WHAT IS EXPECTED: Every line below that holds "this" must be copied.

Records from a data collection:
-.-.-

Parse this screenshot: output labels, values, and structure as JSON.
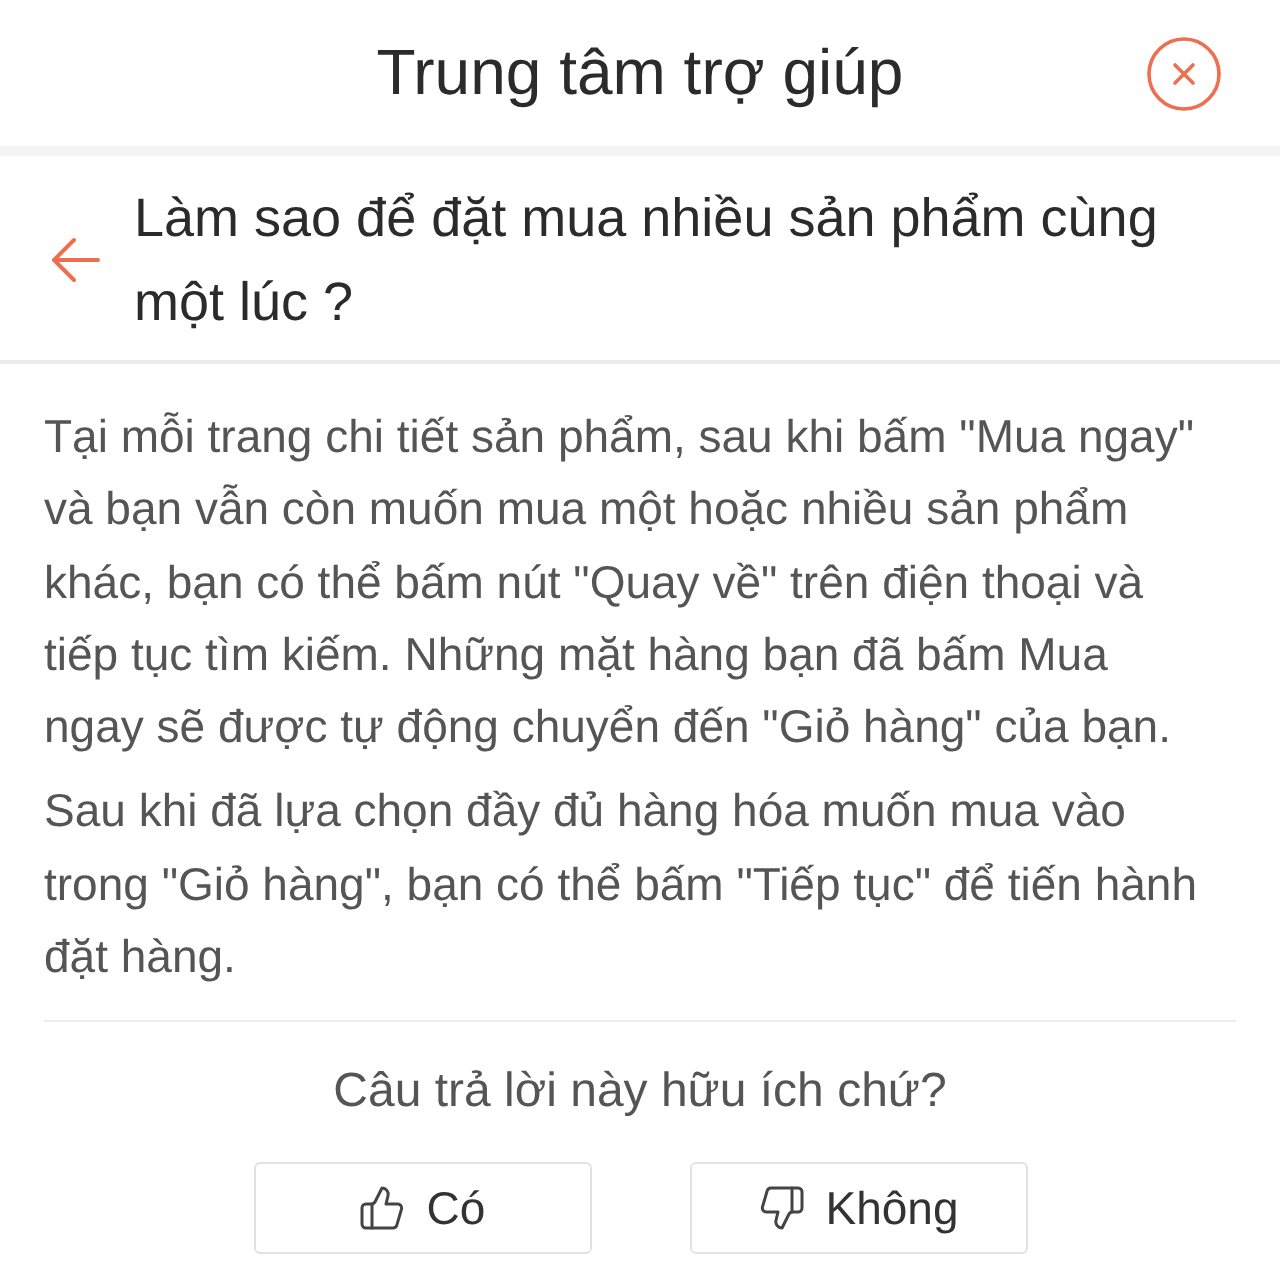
{
  "header": {
    "title": "Trung tâm trợ giúp"
  },
  "question": {
    "title": "Làm sao để đặt mua nhiều sản phẩm cùng một lúc ?"
  },
  "answer": {
    "paragraphs": [
      "Tại mỗi trang chi tiết sản phẩm, sau khi bấm \"Mua ngay\" và bạn vẫn còn muốn mua một hoặc nhiều sản phẩm khác, bạn có thể bấm nút \"Quay về\" trên điện thoại và tiếp tục tìm kiếm. Những mặt hàng bạn đã bấm Mua ngay sẽ được tự động chuyển đến \"Giỏ hàng\" của bạn.",
      "Sau khi đã lựa chọn đầy đủ hàng hóa muốn mua vào trong \"Giỏ hàng\", bạn có thể bấm \"Tiếp tục\" để tiến hành đặt hàng."
    ]
  },
  "feedback": {
    "prompt": "Câu trả lời này hữu ích chứ?",
    "buttons": [
      {
        "kind": "yes",
        "label": "Có"
      },
      {
        "kind": "no",
        "label": "Không"
      }
    ]
  }
}
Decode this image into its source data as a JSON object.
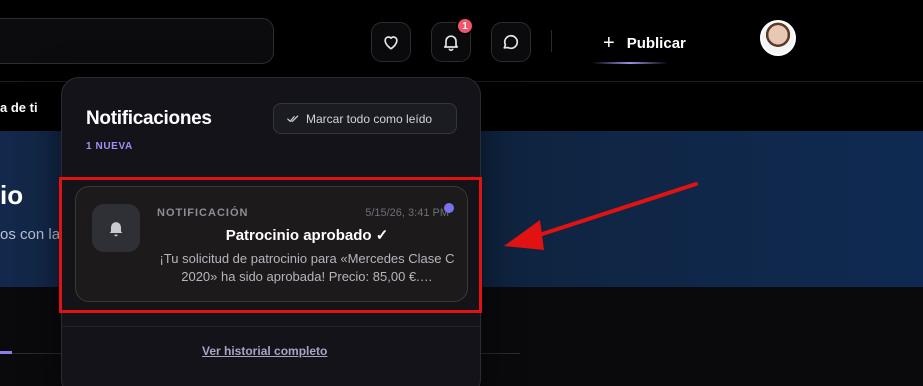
{
  "topbar": {
    "notification_badge": "1",
    "publish_label": "Publicar",
    "icons": {
      "favorites": "heart-icon",
      "notifications": "bell-icon",
      "messages": "chat-bubble-icon",
      "publish": "plus-icon"
    }
  },
  "background": {
    "subnav_text": "a de ti",
    "hero_title": "io",
    "hero_subtitle": "os con la"
  },
  "notifications_panel": {
    "title": "Notificaciones",
    "new_count": "1 NUEVA",
    "mark_all_read_label": "Marcar todo como leído",
    "items": [
      {
        "type": "NOTIFICACIÓN",
        "timestamp": "5/15/26, 3:41 PM",
        "title": "Patrocinio aprobado ✓",
        "body": "¡Tu solicitud de patrocinio para «Mercedes Clase C 2020» ha sido aprobada! Precio: 85,00 €.…",
        "icon": "bell-icon",
        "unread": true
      }
    ],
    "history_link": "Ver historial completo"
  },
  "colors": {
    "accent": "#9d92f5",
    "badge": "#f2546a",
    "annotation": "#e01212",
    "hero_blue": "#13284a"
  }
}
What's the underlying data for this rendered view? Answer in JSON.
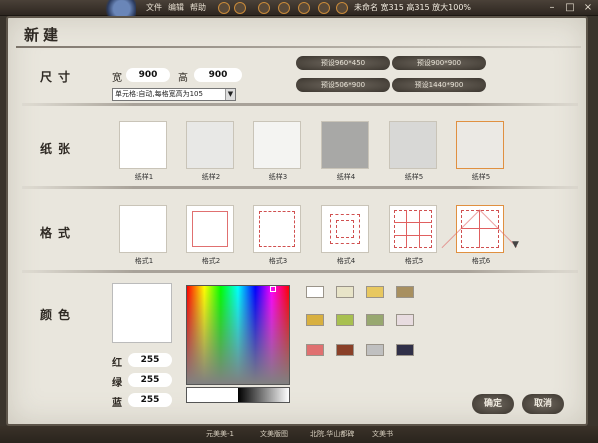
{
  "topbar": {
    "menus": [
      "文件",
      "编辑",
      "帮助"
    ],
    "status": "未命名 宽315 高315 放大100%",
    "window_buttons": [
      "minimize-icon",
      "maximize-icon",
      "close-icon"
    ]
  },
  "dialog": {
    "title": "新建",
    "size": {
      "label": "尺寸",
      "width_label": "宽",
      "width_value": "900",
      "height_label": "高",
      "height_value": "900",
      "unit_select": "单元格:自动,每格宽高为105"
    },
    "presets": [
      "预设960*450",
      "预设900*900",
      "预设506*900",
      "预设1440*900"
    ],
    "paper": {
      "label": "纸张",
      "items": [
        {
          "label": "纸样1",
          "tone": "#ffffff",
          "selected": false
        },
        {
          "label": "纸样2",
          "tone": "#e8e8e6",
          "selected": false
        },
        {
          "label": "纸样3",
          "tone": "#f4f4f2",
          "selected": false
        },
        {
          "label": "纸样4",
          "tone": "#a8a8a6",
          "selected": false
        },
        {
          "label": "纸样5",
          "tone": "#d8d8d6",
          "selected": false
        },
        {
          "label": "纸样5",
          "tone": "#ebe9e4",
          "selected": true
        }
      ]
    },
    "format": {
      "label": "格式",
      "items": [
        "格式1",
        "格式2",
        "格式3",
        "格式4",
        "格式5",
        "格式6"
      ],
      "selected_index": 5
    },
    "color": {
      "label": "颜色",
      "red_label": "红",
      "red": "255",
      "green_label": "绿",
      "green": "255",
      "blue_label": "蓝",
      "blue": "255",
      "preset_colors": [
        "#ffffff",
        "#e8e4c8",
        "#e8c860",
        "#a89060",
        "#d8b040",
        "#a8c050",
        "#98a870",
        "#e8dce0",
        "#e07070",
        "#8a4028",
        "#c0c0c0",
        "#303048"
      ]
    },
    "ok_label": "确定",
    "cancel_label": "取消"
  },
  "taskbar": {
    "items": [
      "元美美-1",
      "文美版图",
      "北院.华山都碑",
      "文美书"
    ]
  }
}
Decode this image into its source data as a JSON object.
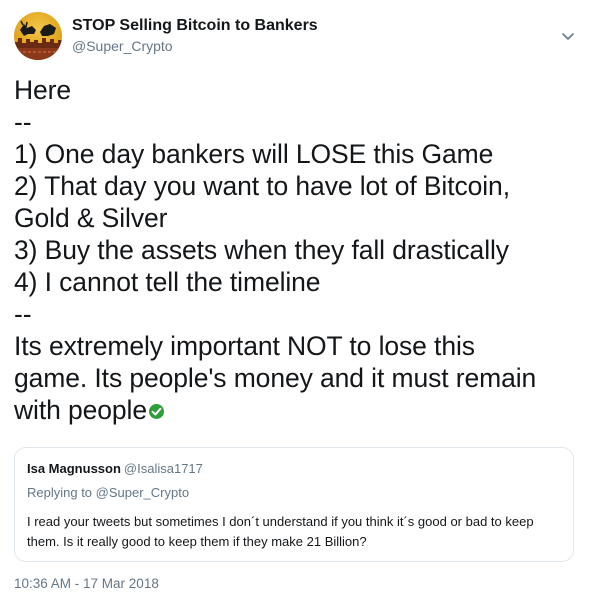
{
  "author": {
    "display_name": "STOP Selling Bitcoin to Bankers",
    "handle": "@Super_Crypto"
  },
  "tweet": {
    "lines": [
      "Here",
      "--",
      "1) One day bankers will LOSE this Game",
      "2) That day you want to have lot of Bitcoin,",
      "Gold & Silver",
      "3) Buy the assets when they fall drastically",
      "4) I cannot tell the timeline",
      "--",
      "Its extremely important NOT to lose this",
      "game. Its people's money and it must remain",
      "with people"
    ],
    "emoji_icon": "white-heavy-check-mark-icon",
    "timestamp": "10:36 AM - 17 Mar 2018"
  },
  "quoted_tweet": {
    "display_name": "Isa Magnusson",
    "handle": "@Isalisa1717",
    "replying_prefix": "Replying to",
    "replying_to": "@Super_Crypto",
    "text": "I read your tweets but sometimes I don´t understand if you think it´s good or bad to keep them. Is it really good to keep them if they make 21 Billion?"
  },
  "colors": {
    "text": "#14171a",
    "secondary": "#657786",
    "border": "#e1e8ed",
    "check_green": "#2e9e3a"
  }
}
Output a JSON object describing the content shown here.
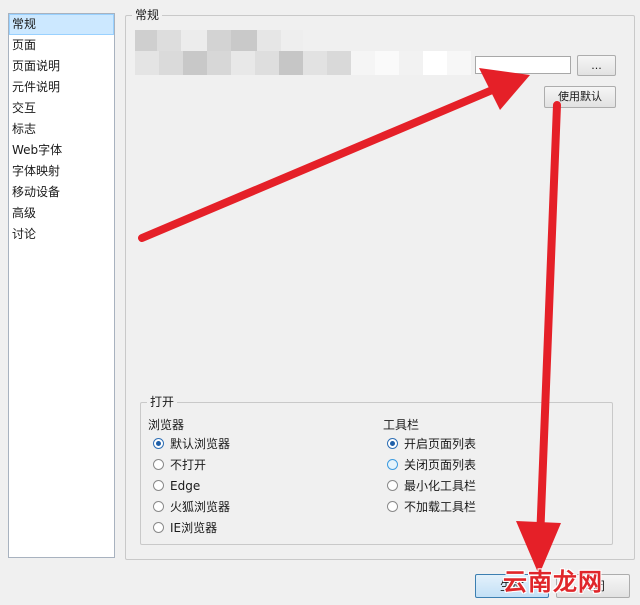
{
  "sidebar": {
    "items": [
      {
        "label": "常规",
        "selected": true
      },
      {
        "label": "页面"
      },
      {
        "label": "页面说明"
      },
      {
        "label": "元件说明"
      },
      {
        "label": "交互"
      },
      {
        "label": "标志"
      },
      {
        "label": "Web字体"
      },
      {
        "label": "字体映射"
      },
      {
        "label": "移动设备"
      },
      {
        "label": "高级"
      },
      {
        "label": "讨论"
      }
    ]
  },
  "general": {
    "title": "常规",
    "browse_label": "...",
    "use_default_label": "使用默认"
  },
  "open": {
    "title": "打开",
    "browser": {
      "heading": "浏览器",
      "options": [
        "默认浏览器",
        "不打开",
        "Edge",
        "火狐浏览器",
        "IE浏览器"
      ],
      "selected": "默认浏览器"
    },
    "toolbar": {
      "heading": "工具栏",
      "options": [
        "开启页面列表",
        "关闭页面列表",
        "最小化工具栏",
        "不加载工具栏"
      ],
      "selected": "开启页面列表"
    }
  },
  "footer": {
    "generate_label": "生成",
    "close_label": "关闭"
  },
  "watermark": "云南龙网",
  "colors": {
    "selection": "#cce8ff",
    "arrow": "#e52028",
    "radio_selected": "#1f5fa8"
  }
}
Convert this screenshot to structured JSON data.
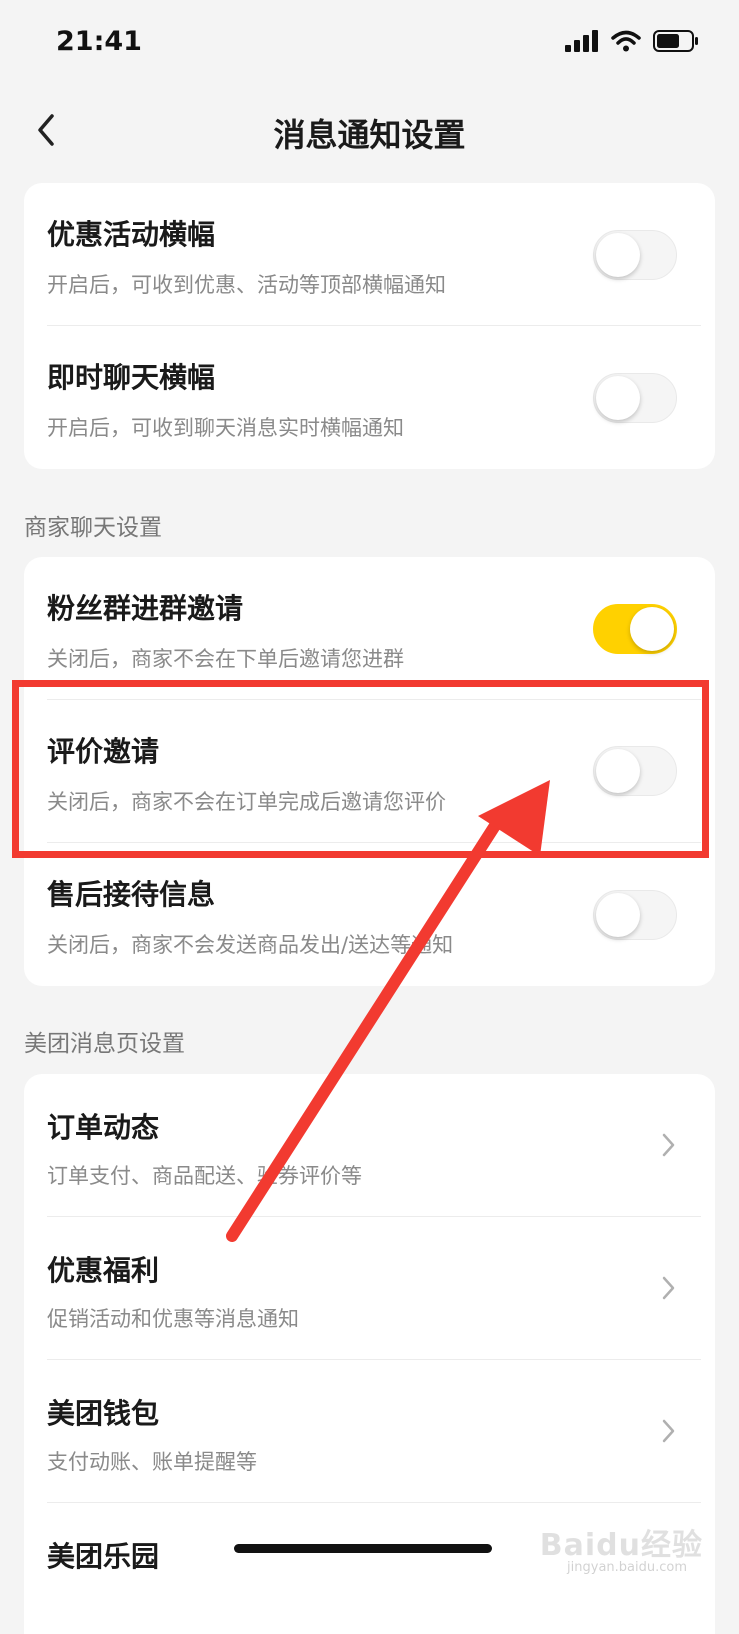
{
  "status_bar": {
    "time": "21:41"
  },
  "nav": {
    "title": "消息通知设置"
  },
  "cards": {
    "banner": {
      "rows": [
        {
          "title": "优惠活动横幅",
          "subtitle": "开启后，可收到优惠、活动等顶部横幅通知",
          "toggle": "off"
        },
        {
          "title": "即时聊天横幅",
          "subtitle": "开启后，可收到聊天消息实时横幅通知",
          "toggle": "off"
        }
      ]
    },
    "merchant": {
      "section_label": "商家聊天设置",
      "rows": [
        {
          "title": "粉丝群进群邀请",
          "subtitle": "关闭后，商家不会在下单后邀请您进群",
          "toggle": "on"
        },
        {
          "title": "评价邀请",
          "subtitle": "关闭后，商家不会在订单完成后邀请您评价",
          "toggle": "off"
        },
        {
          "title": "售后接待信息",
          "subtitle": "关闭后，商家不会发送商品发出/送达等通知",
          "toggle": "off"
        }
      ]
    },
    "meituan": {
      "section_label": "美团消息页设置",
      "rows": [
        {
          "title": "订单动态",
          "subtitle": "订单支付、商品配送、验券评价等"
        },
        {
          "title": "优惠福利",
          "subtitle": "促销活动和优惠等消息通知"
        },
        {
          "title": "美团钱包",
          "subtitle": "支付动账、账单提醒等"
        },
        {
          "title": "美团乐园",
          "subtitle": ""
        }
      ]
    }
  },
  "watermark": {
    "text": "Baidu经验",
    "sub": "jingyan.baidu.com"
  },
  "colors": {
    "toggle_on": "#ffd100",
    "highlight": "#f23a30",
    "background": "#f4f4f4"
  }
}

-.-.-

ANSWER FOR THE TASK:
Parse this screenshot: output labels, values, and structure as JSON.
Decode this image into its source data as a JSON object.
What's the underlying data for this rendered view? Answer in JSON.
Decode this image into its source data as a JSON object.
      "1) One day bankers will LOSE this Game",
      "Its extremely important NOT to lose this",
Convert this screenshot to structured JSON data.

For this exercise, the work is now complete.